The evolution of ska is generally categorized into three waves, the first in the 60s, the second in the 70s and 80s, and the third in the 90s.
The First Wave of ska music can be traced back to the 1960s during Jamaica’s declaration of independence from Great Britain. At this time, musicians were primarily interested in calypso, mento, and American R&B styles of music, as well as some American jazz.
Local artists began to record their versions of these musical styles, and while they originally were emulating the songs they heard on the radio, the result was a unique experimental genre that combined these rhythmic, melodic influences into something brand new.
In 1964, the first international ska hit titled “My Boy Lollipop” was recorded by a teenage female artist named Millie Small. This song reached No. 2 on the UK and U.S. charts and sold over 6 million copies.
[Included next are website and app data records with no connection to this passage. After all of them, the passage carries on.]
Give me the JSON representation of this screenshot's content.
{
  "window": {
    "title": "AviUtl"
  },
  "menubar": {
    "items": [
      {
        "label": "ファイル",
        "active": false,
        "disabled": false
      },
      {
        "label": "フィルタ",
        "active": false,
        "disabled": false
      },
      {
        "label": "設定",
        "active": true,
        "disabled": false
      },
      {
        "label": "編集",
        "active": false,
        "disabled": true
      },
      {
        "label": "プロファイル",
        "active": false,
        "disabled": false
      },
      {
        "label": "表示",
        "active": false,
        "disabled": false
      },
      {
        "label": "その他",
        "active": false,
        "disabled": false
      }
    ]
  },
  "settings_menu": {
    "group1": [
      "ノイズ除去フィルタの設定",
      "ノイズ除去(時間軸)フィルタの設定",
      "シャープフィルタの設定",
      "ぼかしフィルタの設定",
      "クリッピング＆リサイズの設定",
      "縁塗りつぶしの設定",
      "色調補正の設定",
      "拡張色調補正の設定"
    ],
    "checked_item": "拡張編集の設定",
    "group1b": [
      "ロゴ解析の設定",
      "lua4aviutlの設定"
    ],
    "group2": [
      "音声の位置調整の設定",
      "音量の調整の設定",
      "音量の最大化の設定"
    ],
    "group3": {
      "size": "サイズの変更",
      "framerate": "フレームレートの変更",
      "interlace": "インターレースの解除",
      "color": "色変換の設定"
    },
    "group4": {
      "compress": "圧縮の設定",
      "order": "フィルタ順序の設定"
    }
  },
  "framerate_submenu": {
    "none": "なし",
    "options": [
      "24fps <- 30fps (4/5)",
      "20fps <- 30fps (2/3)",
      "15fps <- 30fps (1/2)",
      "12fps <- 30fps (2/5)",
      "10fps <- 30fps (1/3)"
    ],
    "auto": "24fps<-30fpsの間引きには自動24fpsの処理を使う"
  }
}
It was largely responsible for bringing the signature ska sound to a wider audience and would pave the way for popular artists like Bob Marley later on.
Ska music quickly became the most popular style of music in Jamaica and was played everywhere. The first ska bands included Jackie Mitoo, Toots & the Maytals, The Skatalites, and Byron Lee & the Dragonaires.
The second wave of ska music took place primarily in the UK. The English record label 2 Tone was largely responsible for the genre’s resurgence in the country. This label was owned by Jerry Dammers and the Specials and produced music by bands such as the Bodysnatchers and the English Beat.
2 Tone ska music was political in nature. The music addressed issues of racism, promoting integration, and condemning the conservative leanings of Prime Minister Margaret Thatcher and the UK government. It also featured many bands with multi-ethnic members, which was pretty revolutionary at the time.
The 90s saw a third wave of ska music which was primarily focused in the United States. This style of ska built off of the foundations of the first and second waves with their Jamaican and British influences and morphed with the pop-punk and grunge rock that was extremely popular in America–and specifically Southern California–at the time.
Third-wave ska scaled back on the horn sections and amped up the guitar and anthemic melodies most people think of when they think of ska today. The music was still heavily melodic, energetic, and great for dancing, but it had a slightly grungier vibe thanks to its punk influences.
Popular bands of the era include Fishbone, Less Than Jake, Reel Big Fish, Rancid, and Mustard Plug.
The third wave of ska petered out of the mainstream consciousness in the late 90s as nu-metal and alternative rock became the more popular genres to listen to. As a result, many declared ska a dead genre.
Today’s ska music looks a lot like it did during previous waves. It is still a blend of Jamaican mento and calypso, R&B, and punk rock that features loud, energetic horn sections and an off-beat you can’t help but dance along to.
Many established second and third-wave ska bands have released music in the past couple of years which were well received by fans. The Specials’ newest album Encore reached No. 1 in the UK, while newer bands like The Interrupters and The Pirate Ska Rebellion are making waves for their unique sounds.
The Mighty Mighty Bosstones’ While We’re At It was released in 2018. True to the genre’s second-wave history, the lyrics focused heavily on the contentious political climate in the United States. In May 2021, they released their 11th studio album titled When God Was Great.
Ska continues to drift in and out of mainstream culture and popular music preferences, as it has done throughout its entire history. It may never see the popularity it did during its third wave, but for those who love it, it will continue to be an important music style that’s close to their hearts.